__THE TASK__. Give again the line that contains "Read all visible content and emit it as JSON." and every line after it to the end of the records. Keep them exactly as they are and add nothing.

Items from a data source:
'''

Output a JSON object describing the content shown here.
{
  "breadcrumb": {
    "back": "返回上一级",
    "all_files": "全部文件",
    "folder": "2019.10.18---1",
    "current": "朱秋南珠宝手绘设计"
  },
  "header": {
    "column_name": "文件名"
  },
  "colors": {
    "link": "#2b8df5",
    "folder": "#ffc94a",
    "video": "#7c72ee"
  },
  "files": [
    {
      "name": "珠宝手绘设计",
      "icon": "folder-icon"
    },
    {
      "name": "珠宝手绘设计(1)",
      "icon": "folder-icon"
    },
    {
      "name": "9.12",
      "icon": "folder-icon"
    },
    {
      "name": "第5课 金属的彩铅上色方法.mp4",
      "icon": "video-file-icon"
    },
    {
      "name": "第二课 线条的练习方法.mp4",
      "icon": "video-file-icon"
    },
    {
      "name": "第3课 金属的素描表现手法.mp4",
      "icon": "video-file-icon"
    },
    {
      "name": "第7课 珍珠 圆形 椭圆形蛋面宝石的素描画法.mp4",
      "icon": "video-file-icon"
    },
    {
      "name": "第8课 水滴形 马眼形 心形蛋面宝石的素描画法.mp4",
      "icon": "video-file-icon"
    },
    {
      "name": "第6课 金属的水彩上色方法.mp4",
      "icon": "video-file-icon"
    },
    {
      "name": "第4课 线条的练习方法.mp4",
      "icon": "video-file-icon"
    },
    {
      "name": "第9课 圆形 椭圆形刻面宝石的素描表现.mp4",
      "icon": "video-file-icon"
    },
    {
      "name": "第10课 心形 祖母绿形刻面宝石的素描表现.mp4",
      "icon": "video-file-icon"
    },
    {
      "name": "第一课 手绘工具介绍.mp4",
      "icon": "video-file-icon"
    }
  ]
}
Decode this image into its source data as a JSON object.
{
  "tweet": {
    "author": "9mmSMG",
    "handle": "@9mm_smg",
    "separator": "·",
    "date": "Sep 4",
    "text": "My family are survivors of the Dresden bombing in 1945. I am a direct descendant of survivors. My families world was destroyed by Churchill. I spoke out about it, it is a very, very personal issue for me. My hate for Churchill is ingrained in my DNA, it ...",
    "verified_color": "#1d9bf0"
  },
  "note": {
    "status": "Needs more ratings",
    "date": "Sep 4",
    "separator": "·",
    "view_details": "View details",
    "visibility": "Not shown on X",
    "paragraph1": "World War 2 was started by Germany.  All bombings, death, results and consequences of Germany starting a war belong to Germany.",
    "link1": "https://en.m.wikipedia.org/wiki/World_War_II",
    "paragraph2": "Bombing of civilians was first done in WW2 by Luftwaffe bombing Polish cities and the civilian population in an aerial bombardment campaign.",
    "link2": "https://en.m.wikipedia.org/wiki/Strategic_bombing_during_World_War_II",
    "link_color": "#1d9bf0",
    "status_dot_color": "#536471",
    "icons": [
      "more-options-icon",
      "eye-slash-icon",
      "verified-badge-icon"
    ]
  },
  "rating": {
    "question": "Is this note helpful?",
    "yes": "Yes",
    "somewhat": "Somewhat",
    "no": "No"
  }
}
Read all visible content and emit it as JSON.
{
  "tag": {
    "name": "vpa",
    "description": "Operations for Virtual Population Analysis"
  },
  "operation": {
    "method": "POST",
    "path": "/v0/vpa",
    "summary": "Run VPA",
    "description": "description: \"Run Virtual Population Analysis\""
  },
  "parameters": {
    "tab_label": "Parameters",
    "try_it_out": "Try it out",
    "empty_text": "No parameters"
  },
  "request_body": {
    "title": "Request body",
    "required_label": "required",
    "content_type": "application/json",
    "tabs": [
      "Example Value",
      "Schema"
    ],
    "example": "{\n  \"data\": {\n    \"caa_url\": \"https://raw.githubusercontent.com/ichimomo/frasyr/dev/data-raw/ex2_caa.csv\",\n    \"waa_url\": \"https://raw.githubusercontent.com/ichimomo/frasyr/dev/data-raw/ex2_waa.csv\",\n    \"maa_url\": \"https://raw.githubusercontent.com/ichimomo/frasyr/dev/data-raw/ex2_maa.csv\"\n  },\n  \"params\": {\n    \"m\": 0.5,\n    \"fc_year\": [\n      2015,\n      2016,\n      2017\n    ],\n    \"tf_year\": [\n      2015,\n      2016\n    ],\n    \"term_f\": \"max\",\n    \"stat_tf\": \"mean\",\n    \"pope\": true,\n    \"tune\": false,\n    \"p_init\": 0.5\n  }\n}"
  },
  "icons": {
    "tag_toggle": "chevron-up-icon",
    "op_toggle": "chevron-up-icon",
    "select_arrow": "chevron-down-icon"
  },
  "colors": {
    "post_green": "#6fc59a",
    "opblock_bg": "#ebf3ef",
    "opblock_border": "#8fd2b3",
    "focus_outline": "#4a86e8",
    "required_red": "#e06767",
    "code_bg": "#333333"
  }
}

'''

__RESULT OF THE EXERCISE__.
Read all visible content and emit it as JSON.
{
  "tag": {
    "name": "vpa",
    "description": "Operations for Virtual Population Analysis"
  },
  "operation": {
    "method": "POST",
    "path": "/v0/vpa",
    "summary": "Run VPA",
    "description": "description: \"Run Virtual Population Analysis\""
  },
  "parameters": {
    "tab_label": "Parameters",
    "try_it_out": "Try it out",
    "empty_text": "No parameters"
  },
  "request_body": {
    "title": "Request body",
    "required_label": "required",
    "content_type": "application/json",
    "tabs": [
      "Example Value",
      "Schema"
    ],
    "example": "{\n  \"data\": {\n    \"caa_url\": \"https://raw.githubusercontent.com/ichimomo/frasyr/dev/data-raw/ex2_caa.csv\",\n    \"waa_url\": \"https://raw.githubusercontent.com/ichimomo/frasyr/dev/data-raw/ex2_waa.csv\",\n    \"maa_url\": \"https://raw.githubusercontent.com/ichimomo/frasyr/dev/data-raw/ex2_maa.csv\"\n  },\n  \"params\": {\n    \"m\": 0.5,\n    \"fc_year\": [\n      2015,\n      2016,\n      2017\n    ],\n    \"tf_year\": [\n      2015,\n      2016\n    ],\n    \"term_f\": \"max\",\n    \"stat_tf\": \"mean\",\n    \"pope\": true,\n    \"tune\": false,\n    \"p_init\": 0.5\n  }\n}"
  },
  "icons": {
    "tag_toggle": "chevron-up-icon",
    "op_toggle": "chevron-up-icon",
    "select_arrow": "chevron-down-icon"
  },
  "colors": {
    "post_green": "#6fc59a",
    "opblock_bg": "#ebf3ef",
    "opblock_border": "#8fd2b3",
    "focus_outline": "#4a86e8",
    "required_red": "#e06767",
    "code_bg": "#333333"
  }
}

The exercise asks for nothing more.